You must have seen many patients over the years, but do any stand out as huge success stories?
One of my long-term patients is a war veteran who sacrificed a lot to serve this country and as a result, sustained a severe back injury. I’ve seen him go from complex back surgery to now being able to return to not only work, but to the activities that bring him happiness. Just last week, I saw him get back onto to the golf course. There was such a deep sense of satisfaction watching him swing a golf club again after the long journey he’s been on to get there.
Have you worked with many sports teams over the years?

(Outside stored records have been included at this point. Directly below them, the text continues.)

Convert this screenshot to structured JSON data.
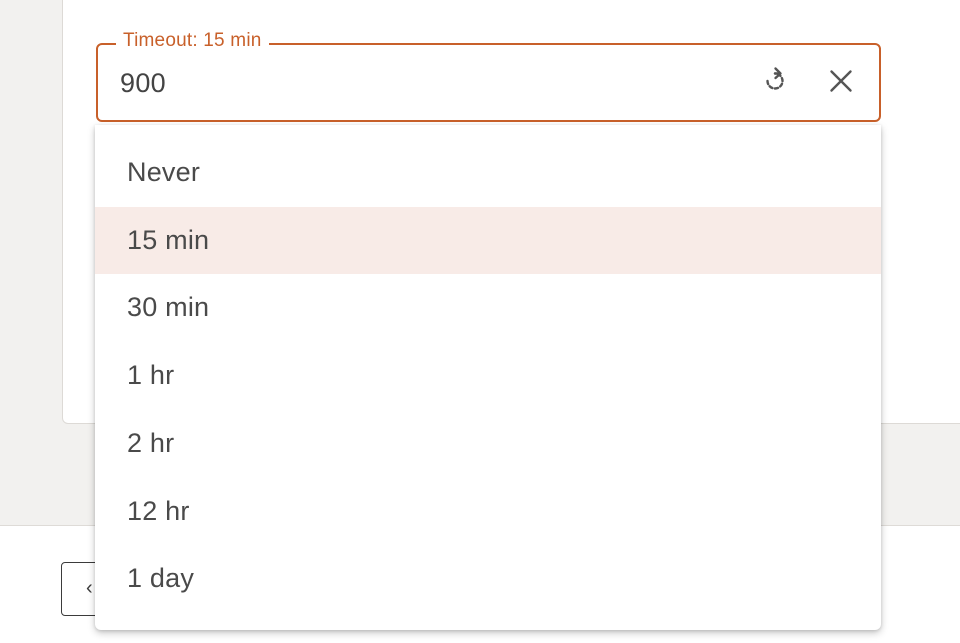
{
  "field": {
    "label": "Timeout: 15 min",
    "value": "900",
    "reset_icon": "reset-icon",
    "clear_icon": "close-icon"
  },
  "options": [
    {
      "label": "Never",
      "selected": false
    },
    {
      "label": "15 min",
      "selected": true
    },
    {
      "label": "30 min",
      "selected": false
    },
    {
      "label": "1 hr",
      "selected": false
    },
    {
      "label": "2 hr",
      "selected": false
    },
    {
      "label": "12 hr",
      "selected": false
    },
    {
      "label": "1 day",
      "selected": false
    }
  ],
  "footer": {
    "back_icon": "chevron-left-icon"
  },
  "colors": {
    "accent": "#c8602a",
    "selected_bg": "#f8ebe7",
    "text": "#4a4a4a"
  }
}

Indeed, I worked with the Penrith Panthers for two years, the Windsor Wolves, Hawkesbury Rugby Union Club and currently, with the Sydney Convicts. I really enjoy my time with sports teams because athletes are such a highly motivated group of people who take great responsibility and accountability for their recovery. There is also something special about working with an athlete from the time they unfortunately get injured on the field, to diagnosis, treatment, rehabilitation and then running back out on that same field again. It’s about playing a role in the entire circle of recovery. I’d have to say that watching your team win is a pretty good feeling too.
Last but not least, where do you see the profession of Physiotherapy progressing?
In my opinion, Physio is an ever-evolving science. I've seen it move away from passive interventions and machine based therapy to having a strong focus on diagnostics, excellent manual therapy and restoring correct movement patterns of a patient. It’s definitely moving to more of a functional, active rehabilitation profession. This really aligns with my approach to treatment, as it takes into account the holistic nature of the person who has the condition, rather than defining that person by a diagnosis. I believe the more we can take environmental and behavioural factors into consideration, the better the outcome for that individual. I also see the concept of neural plasticity playing more of a key role, which accounts for central adaptation and changes within the brain. Without going into too much detail here, there’s a book called ‘The Brain that Changes Itself’ by Norman Doidge, which is a great place to start for all of my fellow science lovers out there.
Thanks for your time David!
Next time, we'll catch up with one of our Pilates gurus here at move physio pilates. You can keep up to date with the latest via our Instagram and Facebook pages :)